6. Appellee contends that the record does not support a finding of contributory negligence. We cannot agree. Appellee had once before been caught in a drive shaft and was thus aware of the danger presented. He had worked on this barge several times before and was an expert on engines of this type. Having entered the engineroom with a flashlight he was aware of the darkness. He had alternative methods of procedure at hand. He could have gone around to the other side of the engine and avoided the shaft. The engine clutch was right beside him and its engagement was not necessary to a check of oil pressure. By disengaging it the drive shaft would have ceased to turn. Despite a direction not to do so, he was on this occasion wearing loose clothing while on duty.


We reject this contention as without merit.


7. Finally, appellee complains of the manner in which judgment was formulated.

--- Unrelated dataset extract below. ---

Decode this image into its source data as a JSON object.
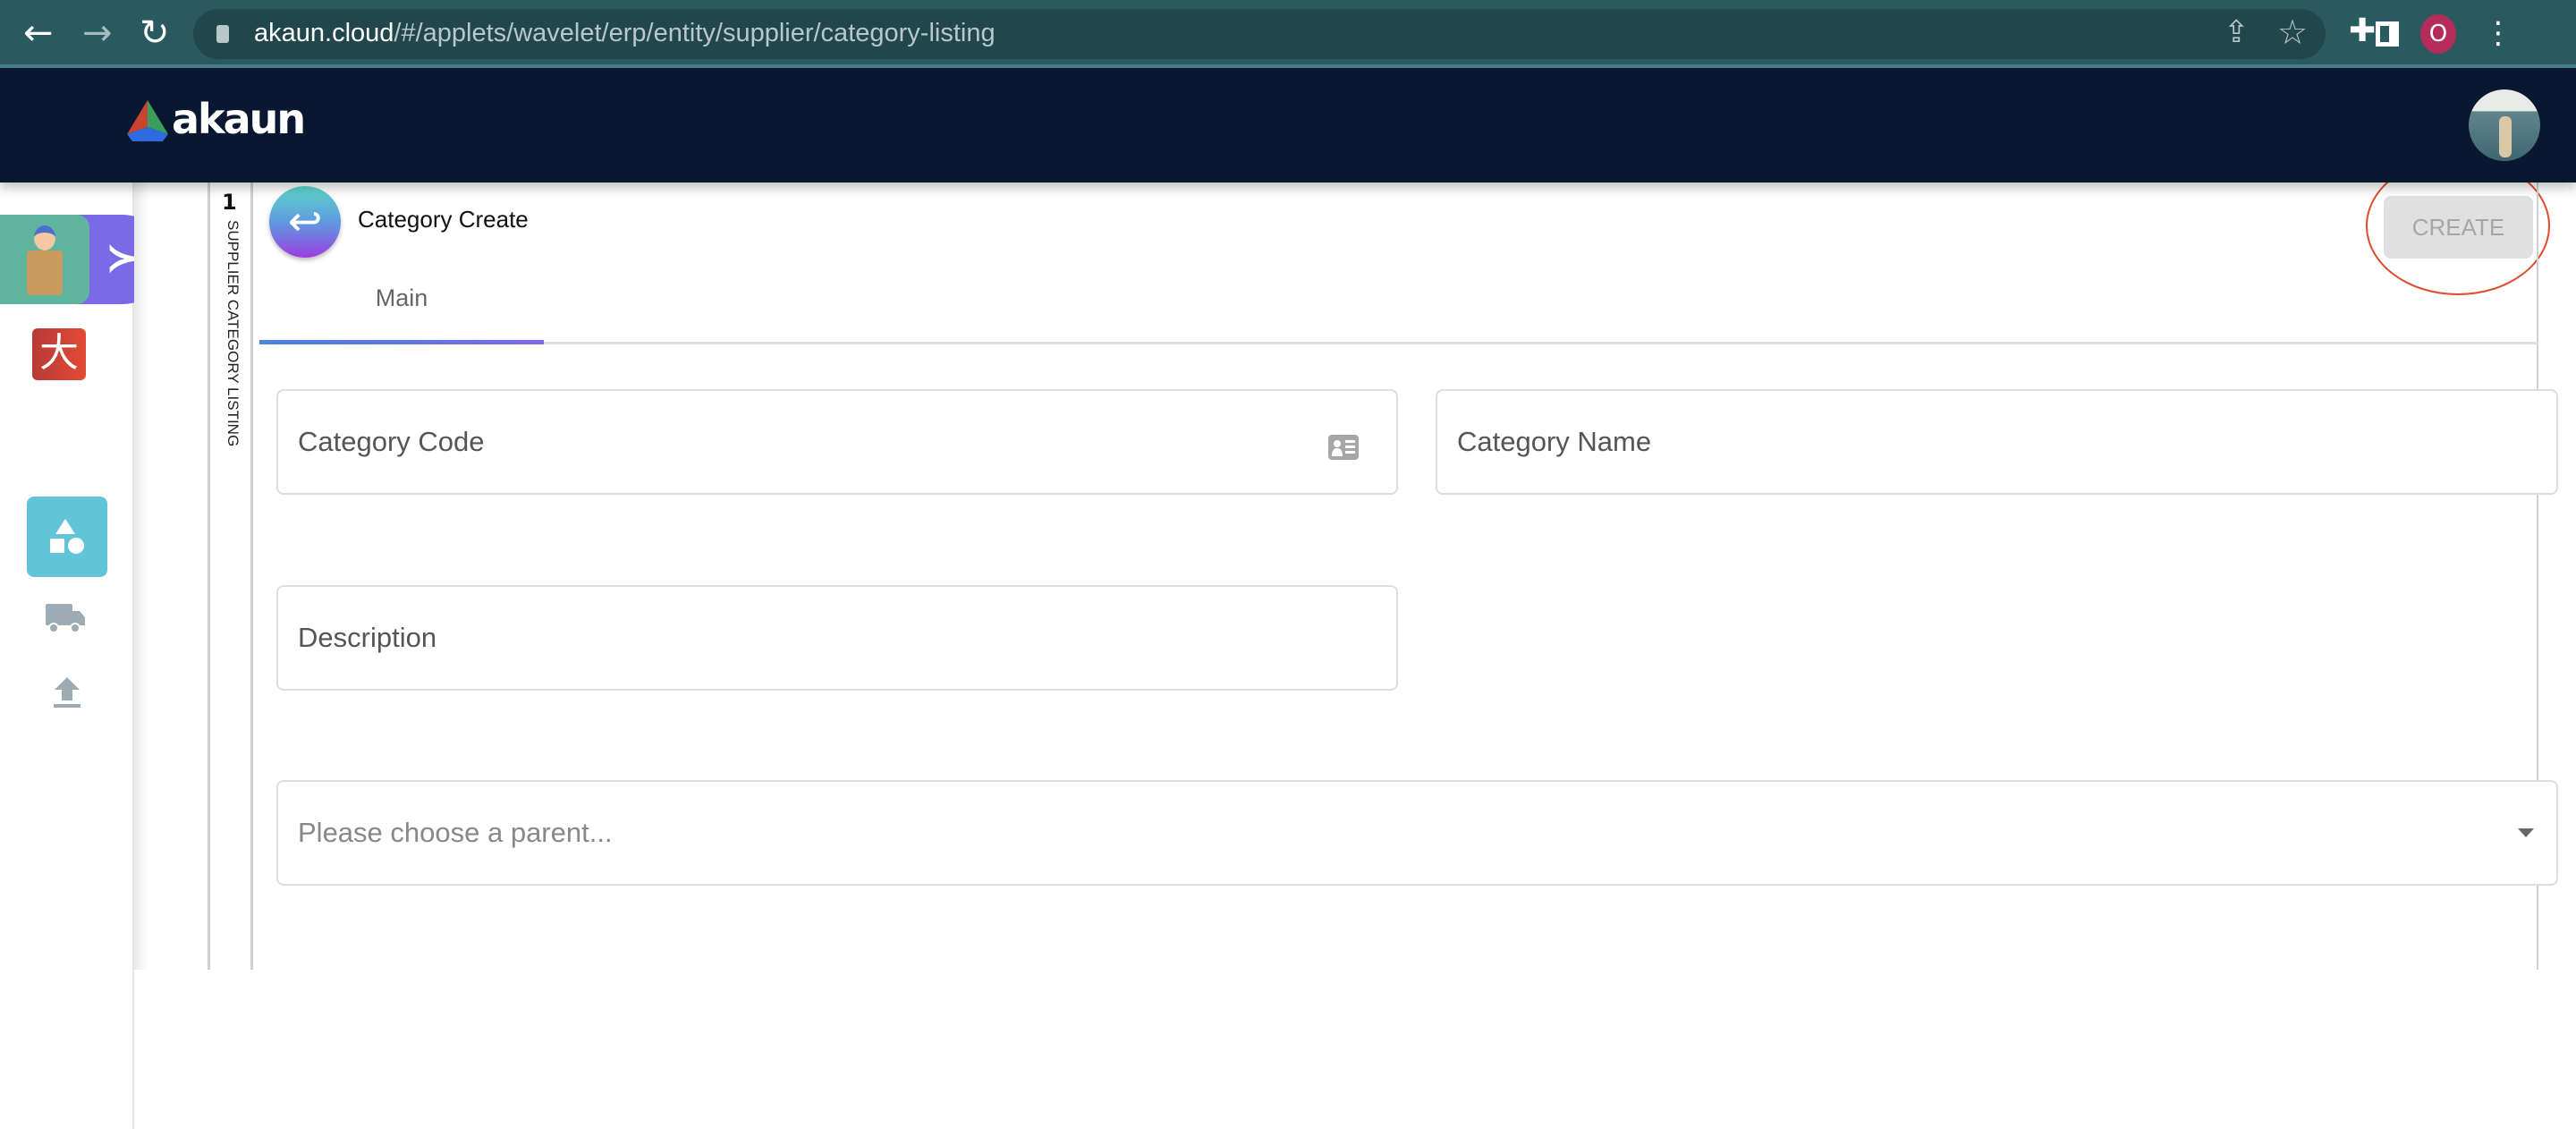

The court found no damage suffered as to certain items, totaling $35,507.47, for which appellee had already been compensated under the Longshoremen's and Harbor Workers' Compensation Act. Appellee does not ask double recovery of this sum. He simply wants to be sure that the reduced judgment will adequately protect him against having to pay it back all over again.


We feel certain that appellee's fears are groundless. Properly construed, the finding of no damage as to the $35,507.47 represents a reduction of damages by the amount advanced under the Compensation Act.


On appeal and cross-appeal judgment is affirmed with costs allowed to appellee Chamberlain.